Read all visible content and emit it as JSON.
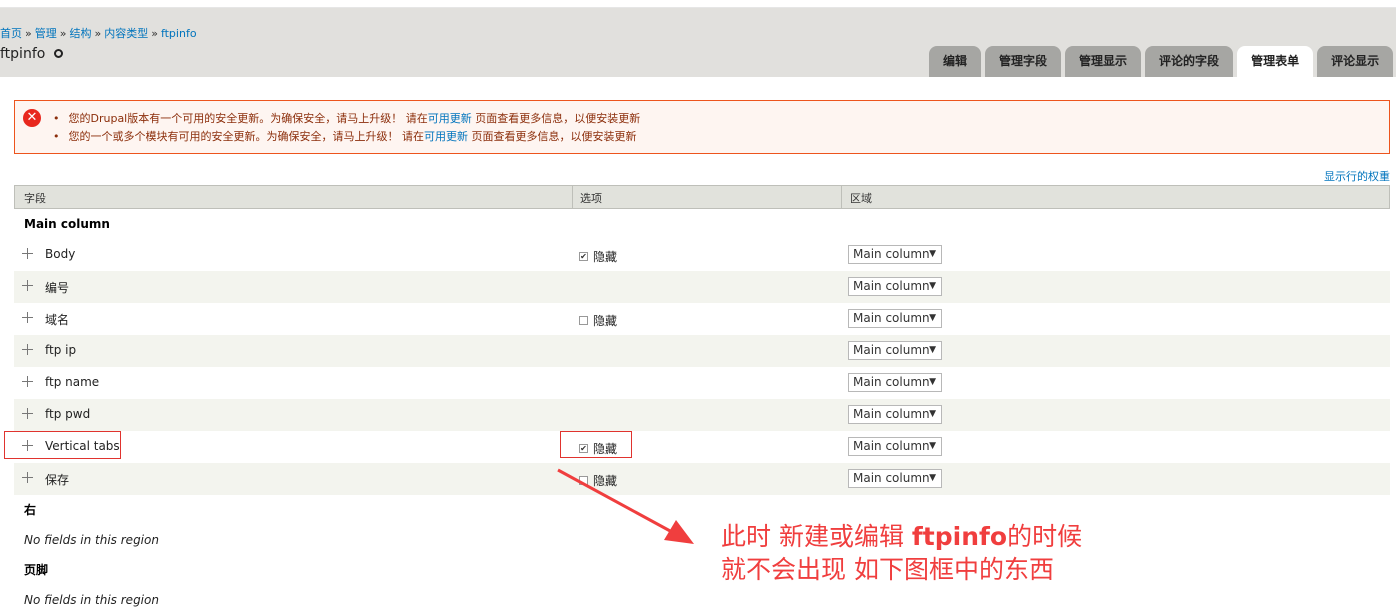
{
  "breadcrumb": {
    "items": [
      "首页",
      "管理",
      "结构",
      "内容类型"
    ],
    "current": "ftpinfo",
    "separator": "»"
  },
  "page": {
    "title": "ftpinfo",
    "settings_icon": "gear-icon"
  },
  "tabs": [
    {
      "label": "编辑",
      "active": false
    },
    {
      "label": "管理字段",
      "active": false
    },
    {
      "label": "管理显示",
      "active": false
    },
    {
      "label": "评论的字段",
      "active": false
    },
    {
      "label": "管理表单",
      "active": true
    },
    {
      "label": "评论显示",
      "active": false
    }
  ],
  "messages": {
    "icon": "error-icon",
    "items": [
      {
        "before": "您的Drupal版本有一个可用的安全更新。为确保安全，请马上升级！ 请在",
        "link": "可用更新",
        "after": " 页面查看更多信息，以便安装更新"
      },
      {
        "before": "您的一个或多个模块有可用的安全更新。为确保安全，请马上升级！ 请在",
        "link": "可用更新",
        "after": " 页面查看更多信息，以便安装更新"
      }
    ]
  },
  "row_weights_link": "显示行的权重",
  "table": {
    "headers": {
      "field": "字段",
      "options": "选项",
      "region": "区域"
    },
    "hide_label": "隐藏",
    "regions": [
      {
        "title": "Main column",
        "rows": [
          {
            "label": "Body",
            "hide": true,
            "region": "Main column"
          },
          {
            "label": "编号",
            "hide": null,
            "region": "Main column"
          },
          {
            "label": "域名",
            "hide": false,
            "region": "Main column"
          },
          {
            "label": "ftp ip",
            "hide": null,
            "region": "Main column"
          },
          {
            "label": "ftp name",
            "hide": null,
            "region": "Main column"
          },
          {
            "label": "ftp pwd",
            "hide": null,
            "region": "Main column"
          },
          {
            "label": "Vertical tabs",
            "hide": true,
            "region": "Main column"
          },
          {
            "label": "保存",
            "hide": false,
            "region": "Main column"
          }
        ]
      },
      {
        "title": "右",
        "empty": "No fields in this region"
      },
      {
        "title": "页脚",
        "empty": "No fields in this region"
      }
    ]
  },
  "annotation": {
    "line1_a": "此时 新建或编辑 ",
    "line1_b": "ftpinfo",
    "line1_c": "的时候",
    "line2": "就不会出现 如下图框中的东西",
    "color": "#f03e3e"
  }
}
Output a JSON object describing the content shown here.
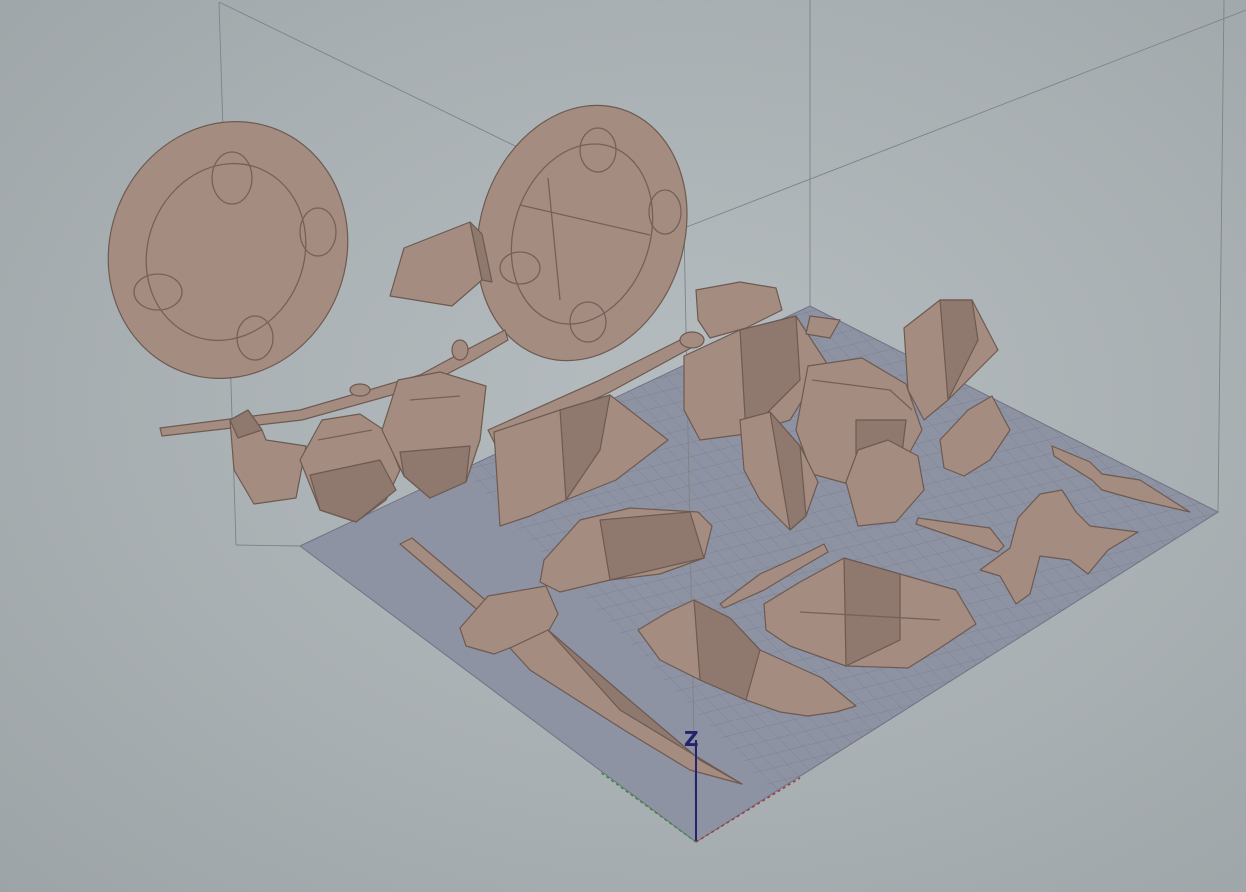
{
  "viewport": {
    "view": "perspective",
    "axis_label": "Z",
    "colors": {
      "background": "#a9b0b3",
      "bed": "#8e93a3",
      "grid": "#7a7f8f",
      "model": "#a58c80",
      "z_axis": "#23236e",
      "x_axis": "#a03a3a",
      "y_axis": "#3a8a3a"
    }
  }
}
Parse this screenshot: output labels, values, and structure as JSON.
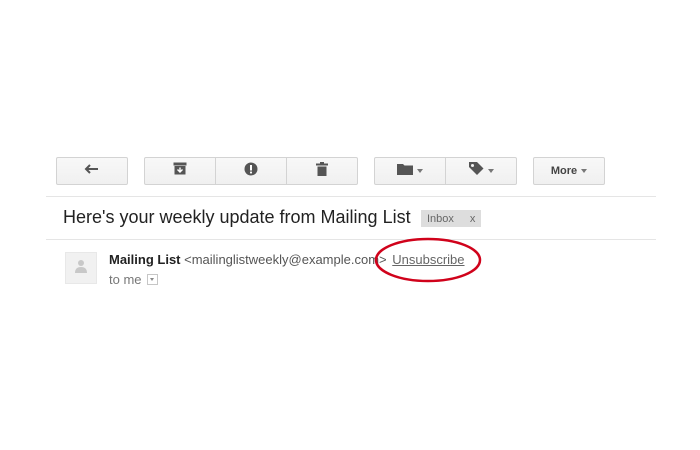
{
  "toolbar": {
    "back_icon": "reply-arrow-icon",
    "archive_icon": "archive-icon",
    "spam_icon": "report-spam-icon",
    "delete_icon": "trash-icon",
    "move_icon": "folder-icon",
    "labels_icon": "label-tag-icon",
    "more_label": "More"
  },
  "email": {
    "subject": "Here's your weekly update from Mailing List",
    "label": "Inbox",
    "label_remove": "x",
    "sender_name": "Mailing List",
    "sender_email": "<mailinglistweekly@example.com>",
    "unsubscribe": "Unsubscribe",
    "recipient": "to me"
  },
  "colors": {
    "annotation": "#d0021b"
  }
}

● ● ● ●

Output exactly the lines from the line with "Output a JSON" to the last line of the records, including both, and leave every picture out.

Output a JSON object describing the content shown here.
{
  "viewport": {
    "view": "perspective",
    "axis_label": "Z",
    "colors": {
      "background": "#a9b0b3",
      "bed": "#8e93a3",
      "grid": "#7a7f8f",
      "model": "#a58c80",
      "z_axis": "#23236e",
      "x_axis": "#a03a3a",
      "y_axis": "#3a8a3a"
    }
  }
}
Parse this screenshot: output labels, values, and structure as JSON.
{
  "toolbar": {
    "back_icon": "reply-arrow-icon",
    "archive_icon": "archive-icon",
    "spam_icon": "report-spam-icon",
    "delete_icon": "trash-icon",
    "move_icon": "folder-icon",
    "labels_icon": "label-tag-icon",
    "more_label": "More"
  },
  "email": {
    "subject": "Here's your weekly update from Mailing List",
    "label": "Inbox",
    "label_remove": "x",
    "sender_name": "Mailing List",
    "sender_email": "<mailinglistweekly@example.com>",
    "unsubscribe": "Unsubscribe",
    "recipient": "to me"
  },
  "colors": {
    "annotation": "#d0021b"
  }
}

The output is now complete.